Kim said...

What a pleasure to read your blog and your reader's comments on this, Laurie. NPR junkie that I am, I listened to Alistair Cooke's "Letters from America" over many years and you brought back that lovely, and in the end tottering, voice into my head.

There was a John Prine song folks at McCabe's used to sing a lot during the post-Vietnam generation's "back to the land movement" (leave the system behind and become self sufficient because everything is corrupt and the system is too big to change, so go outside of it and make a new system. . .that wing of that generation's Utopian vision, every generation or two seems to have one):
"Blow up your TV
Throw away your paper
Move to the country
Build you a home
Plant a little garden (have a lot of children)
Eat a lot of peaches
Try and find Jesus on your own"

Wonderful photo and wonderful thoughts. Thanks to you and your thoughtful commentators.
-Kim
Seattle Daily Photo

Dixie Jane said...
This comment has been removed by the author.
Knoxville Girl said...

coming in a bit late on this but -yes, I think we get lost in the weeds with crisis overdose, and forget to just breathe and be in the moment, and accept whatever gift that brings. lovely photo, glorious thought, thanks Laurie (and Mr Cooke)

Halcyon said...

I totally agree with your sentiment! My life is not bad and neither is anyone else's that I know. Yes, some of us are cutting back... but I think America as a whole has gotten a little too consumer-y anyway and a change would do us good.

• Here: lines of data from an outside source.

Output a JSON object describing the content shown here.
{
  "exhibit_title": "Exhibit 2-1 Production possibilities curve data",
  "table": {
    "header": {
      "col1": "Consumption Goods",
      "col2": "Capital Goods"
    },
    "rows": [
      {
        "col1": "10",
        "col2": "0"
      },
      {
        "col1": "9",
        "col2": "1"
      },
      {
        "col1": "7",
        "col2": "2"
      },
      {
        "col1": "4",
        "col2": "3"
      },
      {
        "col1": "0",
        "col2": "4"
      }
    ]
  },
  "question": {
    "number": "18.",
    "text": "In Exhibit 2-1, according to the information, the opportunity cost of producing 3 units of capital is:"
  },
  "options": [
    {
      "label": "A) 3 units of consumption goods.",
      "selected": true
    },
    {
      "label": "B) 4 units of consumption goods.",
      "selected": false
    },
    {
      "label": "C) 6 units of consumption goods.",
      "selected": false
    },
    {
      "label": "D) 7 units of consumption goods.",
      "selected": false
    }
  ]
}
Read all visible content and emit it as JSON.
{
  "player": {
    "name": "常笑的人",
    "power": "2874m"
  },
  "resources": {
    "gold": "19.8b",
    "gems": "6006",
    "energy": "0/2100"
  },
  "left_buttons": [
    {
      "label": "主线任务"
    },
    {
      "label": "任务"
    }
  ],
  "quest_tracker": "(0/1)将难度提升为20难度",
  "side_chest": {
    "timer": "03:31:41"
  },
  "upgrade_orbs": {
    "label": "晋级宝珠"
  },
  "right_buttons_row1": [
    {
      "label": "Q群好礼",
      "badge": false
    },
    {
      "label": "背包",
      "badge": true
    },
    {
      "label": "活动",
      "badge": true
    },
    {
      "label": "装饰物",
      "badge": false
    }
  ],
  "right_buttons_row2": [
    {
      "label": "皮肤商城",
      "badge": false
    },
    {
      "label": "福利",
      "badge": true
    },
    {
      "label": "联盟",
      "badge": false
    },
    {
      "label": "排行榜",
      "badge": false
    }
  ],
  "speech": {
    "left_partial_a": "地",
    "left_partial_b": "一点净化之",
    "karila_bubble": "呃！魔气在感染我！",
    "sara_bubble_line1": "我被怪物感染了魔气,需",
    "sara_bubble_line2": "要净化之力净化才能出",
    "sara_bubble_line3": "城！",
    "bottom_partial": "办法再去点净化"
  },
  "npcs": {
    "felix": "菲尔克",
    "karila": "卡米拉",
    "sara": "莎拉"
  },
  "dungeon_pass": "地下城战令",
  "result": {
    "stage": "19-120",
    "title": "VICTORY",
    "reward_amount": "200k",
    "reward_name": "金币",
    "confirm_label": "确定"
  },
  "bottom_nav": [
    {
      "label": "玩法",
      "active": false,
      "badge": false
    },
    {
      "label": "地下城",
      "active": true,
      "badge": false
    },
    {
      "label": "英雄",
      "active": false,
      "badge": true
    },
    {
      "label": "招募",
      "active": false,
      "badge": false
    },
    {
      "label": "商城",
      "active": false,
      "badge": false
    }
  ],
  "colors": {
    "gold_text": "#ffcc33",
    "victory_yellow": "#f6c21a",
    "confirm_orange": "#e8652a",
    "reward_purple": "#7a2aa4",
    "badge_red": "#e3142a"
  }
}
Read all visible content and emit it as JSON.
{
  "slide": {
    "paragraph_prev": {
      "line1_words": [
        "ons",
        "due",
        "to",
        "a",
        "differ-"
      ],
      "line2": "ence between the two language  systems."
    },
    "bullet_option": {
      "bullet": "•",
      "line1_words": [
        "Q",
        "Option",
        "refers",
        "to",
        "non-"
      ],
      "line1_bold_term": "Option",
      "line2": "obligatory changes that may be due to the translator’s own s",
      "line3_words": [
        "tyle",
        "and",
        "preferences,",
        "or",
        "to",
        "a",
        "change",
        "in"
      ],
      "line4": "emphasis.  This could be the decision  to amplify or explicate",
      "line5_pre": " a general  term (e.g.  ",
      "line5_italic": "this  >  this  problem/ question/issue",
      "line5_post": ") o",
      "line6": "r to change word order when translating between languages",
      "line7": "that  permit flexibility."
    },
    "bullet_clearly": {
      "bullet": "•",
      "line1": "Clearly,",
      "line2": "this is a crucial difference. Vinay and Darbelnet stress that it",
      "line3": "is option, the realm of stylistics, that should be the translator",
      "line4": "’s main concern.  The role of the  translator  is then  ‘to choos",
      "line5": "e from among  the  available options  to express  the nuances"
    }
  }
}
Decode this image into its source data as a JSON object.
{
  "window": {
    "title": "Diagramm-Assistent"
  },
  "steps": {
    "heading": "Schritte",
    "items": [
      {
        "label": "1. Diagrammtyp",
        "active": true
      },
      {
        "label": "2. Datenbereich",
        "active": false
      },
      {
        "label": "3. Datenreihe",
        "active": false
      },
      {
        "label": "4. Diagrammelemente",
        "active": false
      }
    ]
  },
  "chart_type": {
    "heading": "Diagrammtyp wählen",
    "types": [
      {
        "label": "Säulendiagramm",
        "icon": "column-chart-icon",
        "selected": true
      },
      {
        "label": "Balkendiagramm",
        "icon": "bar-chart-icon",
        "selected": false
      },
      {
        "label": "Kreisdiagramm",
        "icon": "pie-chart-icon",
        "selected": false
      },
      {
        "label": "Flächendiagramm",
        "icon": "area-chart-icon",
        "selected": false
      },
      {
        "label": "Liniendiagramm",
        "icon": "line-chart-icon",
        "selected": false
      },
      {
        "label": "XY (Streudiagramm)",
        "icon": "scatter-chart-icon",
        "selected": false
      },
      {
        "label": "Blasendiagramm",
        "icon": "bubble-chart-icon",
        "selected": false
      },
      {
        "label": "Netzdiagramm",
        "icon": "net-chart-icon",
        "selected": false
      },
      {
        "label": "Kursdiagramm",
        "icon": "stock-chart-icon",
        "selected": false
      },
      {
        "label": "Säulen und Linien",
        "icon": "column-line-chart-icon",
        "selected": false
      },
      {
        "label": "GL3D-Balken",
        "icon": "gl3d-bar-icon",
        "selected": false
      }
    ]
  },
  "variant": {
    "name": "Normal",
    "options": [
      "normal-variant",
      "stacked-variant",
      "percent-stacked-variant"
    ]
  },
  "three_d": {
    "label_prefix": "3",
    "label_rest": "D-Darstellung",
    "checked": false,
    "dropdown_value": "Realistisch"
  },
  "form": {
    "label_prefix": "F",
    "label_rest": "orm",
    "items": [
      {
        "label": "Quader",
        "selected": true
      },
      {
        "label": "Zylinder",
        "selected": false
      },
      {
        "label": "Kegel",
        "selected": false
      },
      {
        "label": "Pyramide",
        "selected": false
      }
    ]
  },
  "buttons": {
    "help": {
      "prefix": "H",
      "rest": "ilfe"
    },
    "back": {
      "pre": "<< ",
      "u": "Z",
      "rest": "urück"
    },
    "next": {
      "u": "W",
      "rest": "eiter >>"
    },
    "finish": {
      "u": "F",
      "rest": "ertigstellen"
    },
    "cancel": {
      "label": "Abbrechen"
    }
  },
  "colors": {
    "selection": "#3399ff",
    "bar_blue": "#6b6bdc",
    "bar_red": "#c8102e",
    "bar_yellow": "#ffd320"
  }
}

It's not the stuff that really makes you happy anyway, it's family, friends and love.